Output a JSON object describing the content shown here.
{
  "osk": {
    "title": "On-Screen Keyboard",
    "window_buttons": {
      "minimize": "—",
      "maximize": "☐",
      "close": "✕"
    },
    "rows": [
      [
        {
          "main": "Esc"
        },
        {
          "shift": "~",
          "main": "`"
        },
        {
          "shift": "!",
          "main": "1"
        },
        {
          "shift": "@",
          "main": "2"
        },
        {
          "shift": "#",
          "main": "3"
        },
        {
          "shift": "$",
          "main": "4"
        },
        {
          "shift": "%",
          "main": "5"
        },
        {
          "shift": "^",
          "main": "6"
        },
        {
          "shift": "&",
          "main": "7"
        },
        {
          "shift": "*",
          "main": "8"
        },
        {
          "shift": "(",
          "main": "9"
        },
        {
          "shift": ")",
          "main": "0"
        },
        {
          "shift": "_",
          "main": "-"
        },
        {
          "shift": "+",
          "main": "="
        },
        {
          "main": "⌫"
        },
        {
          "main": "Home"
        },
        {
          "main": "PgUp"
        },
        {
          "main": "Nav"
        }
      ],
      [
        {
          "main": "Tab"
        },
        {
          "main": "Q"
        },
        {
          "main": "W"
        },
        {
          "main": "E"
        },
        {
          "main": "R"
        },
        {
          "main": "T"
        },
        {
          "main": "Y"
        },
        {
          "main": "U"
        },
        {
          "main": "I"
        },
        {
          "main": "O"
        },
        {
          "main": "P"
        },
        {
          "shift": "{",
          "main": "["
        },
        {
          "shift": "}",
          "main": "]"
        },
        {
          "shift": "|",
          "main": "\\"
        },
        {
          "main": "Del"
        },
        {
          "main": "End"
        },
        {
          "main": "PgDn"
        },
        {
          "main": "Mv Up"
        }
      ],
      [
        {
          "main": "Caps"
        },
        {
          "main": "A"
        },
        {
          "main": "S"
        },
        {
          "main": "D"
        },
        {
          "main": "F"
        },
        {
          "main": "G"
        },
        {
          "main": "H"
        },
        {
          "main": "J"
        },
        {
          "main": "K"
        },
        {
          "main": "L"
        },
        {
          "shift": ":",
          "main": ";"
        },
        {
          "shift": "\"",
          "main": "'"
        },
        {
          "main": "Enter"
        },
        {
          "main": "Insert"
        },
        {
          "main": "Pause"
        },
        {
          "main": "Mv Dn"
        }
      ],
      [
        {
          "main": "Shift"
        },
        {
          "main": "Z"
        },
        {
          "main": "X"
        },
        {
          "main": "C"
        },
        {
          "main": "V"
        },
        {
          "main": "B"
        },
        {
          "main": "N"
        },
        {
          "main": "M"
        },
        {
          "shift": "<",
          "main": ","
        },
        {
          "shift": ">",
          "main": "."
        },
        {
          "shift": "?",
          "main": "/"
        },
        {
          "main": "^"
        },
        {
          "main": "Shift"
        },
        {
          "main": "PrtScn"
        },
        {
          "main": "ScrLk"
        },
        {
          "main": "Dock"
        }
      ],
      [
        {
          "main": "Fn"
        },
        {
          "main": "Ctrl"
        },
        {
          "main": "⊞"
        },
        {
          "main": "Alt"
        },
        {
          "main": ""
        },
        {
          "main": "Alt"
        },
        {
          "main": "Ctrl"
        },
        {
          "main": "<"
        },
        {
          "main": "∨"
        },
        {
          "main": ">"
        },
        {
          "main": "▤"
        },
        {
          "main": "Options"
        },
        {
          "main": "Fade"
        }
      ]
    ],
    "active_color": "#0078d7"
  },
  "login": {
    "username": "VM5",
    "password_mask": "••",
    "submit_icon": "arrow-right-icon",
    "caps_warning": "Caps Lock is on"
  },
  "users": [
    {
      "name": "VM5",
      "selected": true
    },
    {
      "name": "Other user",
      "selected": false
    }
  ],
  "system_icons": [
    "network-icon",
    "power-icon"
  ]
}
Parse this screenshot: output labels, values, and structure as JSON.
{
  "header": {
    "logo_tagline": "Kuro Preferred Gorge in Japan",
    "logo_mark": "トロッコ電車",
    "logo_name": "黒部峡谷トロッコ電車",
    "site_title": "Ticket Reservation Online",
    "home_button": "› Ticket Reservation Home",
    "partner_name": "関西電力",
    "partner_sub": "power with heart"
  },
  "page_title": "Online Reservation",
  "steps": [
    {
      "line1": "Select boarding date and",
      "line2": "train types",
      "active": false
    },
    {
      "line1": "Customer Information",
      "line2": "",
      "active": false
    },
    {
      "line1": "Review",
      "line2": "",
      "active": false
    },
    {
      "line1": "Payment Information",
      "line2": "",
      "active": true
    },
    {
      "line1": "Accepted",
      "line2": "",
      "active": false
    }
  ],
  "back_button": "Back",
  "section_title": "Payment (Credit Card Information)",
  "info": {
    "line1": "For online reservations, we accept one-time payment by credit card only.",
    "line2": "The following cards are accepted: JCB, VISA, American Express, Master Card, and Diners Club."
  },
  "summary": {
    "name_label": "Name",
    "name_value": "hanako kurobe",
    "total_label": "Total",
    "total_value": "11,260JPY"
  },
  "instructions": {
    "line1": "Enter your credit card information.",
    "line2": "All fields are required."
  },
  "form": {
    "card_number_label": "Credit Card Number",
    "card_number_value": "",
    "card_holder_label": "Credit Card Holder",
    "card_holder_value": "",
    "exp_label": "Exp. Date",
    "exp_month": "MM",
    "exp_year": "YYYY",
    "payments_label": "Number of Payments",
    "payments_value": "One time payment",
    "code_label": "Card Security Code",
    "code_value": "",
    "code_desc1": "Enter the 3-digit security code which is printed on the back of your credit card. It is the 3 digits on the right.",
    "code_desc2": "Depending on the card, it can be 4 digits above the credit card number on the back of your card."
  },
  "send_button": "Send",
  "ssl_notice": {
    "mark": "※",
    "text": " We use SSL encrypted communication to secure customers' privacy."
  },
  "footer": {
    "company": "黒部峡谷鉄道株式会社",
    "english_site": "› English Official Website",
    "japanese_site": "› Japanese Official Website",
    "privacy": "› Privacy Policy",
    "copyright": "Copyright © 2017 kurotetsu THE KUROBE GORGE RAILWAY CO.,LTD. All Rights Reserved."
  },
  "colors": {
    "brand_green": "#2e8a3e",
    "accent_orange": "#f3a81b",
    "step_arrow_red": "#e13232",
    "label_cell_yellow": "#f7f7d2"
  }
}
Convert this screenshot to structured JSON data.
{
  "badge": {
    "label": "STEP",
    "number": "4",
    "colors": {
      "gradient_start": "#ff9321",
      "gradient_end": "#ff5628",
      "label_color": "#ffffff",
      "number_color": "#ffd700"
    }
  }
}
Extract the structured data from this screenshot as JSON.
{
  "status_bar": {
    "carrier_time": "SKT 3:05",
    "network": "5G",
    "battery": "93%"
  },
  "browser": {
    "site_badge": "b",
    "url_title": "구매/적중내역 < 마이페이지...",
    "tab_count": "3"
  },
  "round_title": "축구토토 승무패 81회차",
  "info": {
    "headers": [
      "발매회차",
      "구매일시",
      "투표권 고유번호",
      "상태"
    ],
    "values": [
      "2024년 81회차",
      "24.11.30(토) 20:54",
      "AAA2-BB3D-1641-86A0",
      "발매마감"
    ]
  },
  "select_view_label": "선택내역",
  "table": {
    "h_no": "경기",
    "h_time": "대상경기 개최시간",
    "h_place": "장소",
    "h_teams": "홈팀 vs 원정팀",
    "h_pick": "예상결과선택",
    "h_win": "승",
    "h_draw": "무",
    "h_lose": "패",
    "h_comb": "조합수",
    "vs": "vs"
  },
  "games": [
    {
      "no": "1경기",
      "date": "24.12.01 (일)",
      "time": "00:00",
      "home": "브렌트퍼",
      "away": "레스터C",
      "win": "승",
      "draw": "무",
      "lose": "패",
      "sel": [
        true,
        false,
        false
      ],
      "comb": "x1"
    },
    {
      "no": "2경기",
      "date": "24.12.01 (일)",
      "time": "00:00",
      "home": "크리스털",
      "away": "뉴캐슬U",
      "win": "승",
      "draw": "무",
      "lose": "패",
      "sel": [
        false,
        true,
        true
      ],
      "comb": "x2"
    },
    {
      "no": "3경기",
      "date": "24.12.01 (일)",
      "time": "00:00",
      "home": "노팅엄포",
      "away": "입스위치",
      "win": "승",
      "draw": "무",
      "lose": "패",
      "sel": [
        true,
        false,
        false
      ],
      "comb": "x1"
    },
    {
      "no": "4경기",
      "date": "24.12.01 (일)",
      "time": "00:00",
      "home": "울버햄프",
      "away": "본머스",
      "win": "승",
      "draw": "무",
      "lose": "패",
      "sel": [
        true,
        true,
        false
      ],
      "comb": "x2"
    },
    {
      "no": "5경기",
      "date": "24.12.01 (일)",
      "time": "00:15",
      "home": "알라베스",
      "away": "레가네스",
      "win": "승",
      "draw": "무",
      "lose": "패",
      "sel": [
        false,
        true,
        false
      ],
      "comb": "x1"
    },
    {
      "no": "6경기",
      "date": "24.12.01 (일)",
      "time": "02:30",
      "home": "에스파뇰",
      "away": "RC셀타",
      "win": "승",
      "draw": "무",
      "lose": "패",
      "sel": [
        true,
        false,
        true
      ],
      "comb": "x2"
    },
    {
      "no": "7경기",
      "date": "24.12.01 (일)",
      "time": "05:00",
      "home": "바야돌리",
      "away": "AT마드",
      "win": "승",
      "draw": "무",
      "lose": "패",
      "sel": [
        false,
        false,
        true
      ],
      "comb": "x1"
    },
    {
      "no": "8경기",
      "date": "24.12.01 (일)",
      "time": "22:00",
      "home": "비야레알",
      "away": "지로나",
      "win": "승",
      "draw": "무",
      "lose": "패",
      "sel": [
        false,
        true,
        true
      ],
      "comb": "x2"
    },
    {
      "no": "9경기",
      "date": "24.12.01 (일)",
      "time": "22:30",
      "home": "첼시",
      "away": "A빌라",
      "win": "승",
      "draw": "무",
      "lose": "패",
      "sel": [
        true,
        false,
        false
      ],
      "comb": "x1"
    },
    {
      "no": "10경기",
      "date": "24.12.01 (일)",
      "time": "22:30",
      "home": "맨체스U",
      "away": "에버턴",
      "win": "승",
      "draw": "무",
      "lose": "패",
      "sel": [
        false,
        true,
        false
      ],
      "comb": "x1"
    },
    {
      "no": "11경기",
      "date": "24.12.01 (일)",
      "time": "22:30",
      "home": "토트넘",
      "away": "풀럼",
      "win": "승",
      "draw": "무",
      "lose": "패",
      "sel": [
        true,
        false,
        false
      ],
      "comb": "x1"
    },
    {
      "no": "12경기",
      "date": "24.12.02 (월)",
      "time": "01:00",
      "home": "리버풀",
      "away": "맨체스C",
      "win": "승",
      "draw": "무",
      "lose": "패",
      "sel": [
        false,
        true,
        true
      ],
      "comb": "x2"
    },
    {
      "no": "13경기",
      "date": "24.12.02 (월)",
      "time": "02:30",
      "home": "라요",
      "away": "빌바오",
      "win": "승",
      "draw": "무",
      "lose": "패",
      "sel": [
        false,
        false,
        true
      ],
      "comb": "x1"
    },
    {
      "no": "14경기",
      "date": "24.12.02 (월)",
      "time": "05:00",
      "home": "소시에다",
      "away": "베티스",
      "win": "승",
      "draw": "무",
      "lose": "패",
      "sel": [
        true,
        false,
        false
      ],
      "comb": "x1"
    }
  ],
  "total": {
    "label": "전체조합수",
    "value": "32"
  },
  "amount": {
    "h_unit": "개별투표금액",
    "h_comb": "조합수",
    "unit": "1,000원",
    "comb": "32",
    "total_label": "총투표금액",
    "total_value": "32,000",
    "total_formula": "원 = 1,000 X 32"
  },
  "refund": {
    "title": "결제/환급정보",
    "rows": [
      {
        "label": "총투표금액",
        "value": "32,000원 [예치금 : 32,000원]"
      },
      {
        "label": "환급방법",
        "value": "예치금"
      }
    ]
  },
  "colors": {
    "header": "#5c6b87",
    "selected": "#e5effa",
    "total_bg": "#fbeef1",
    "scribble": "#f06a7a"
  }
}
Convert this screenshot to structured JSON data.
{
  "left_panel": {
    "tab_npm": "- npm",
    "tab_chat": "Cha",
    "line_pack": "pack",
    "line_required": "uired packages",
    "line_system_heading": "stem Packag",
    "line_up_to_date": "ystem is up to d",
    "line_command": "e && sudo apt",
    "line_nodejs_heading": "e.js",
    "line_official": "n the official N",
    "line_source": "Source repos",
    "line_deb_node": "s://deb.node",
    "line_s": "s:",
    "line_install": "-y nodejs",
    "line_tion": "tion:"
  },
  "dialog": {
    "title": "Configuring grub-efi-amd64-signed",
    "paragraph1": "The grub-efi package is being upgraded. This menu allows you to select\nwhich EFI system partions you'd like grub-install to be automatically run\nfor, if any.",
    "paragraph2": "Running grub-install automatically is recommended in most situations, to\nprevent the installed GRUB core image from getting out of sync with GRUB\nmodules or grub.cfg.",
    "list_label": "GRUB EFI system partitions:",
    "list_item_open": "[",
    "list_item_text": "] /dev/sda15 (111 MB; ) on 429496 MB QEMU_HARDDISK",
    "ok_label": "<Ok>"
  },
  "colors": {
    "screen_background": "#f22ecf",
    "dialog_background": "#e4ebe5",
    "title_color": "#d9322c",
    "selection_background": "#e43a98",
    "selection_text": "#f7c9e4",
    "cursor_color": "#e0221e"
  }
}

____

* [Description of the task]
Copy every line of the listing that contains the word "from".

* [Output of the task]
Extract the structured data from this screenshot as JSON.
    "paragraph2": "Running grub-install automatically is recommended in most situations, to\nprevent the installed GRUB core image from getting out of sync with GRUB\nmodules or grub.cfg.",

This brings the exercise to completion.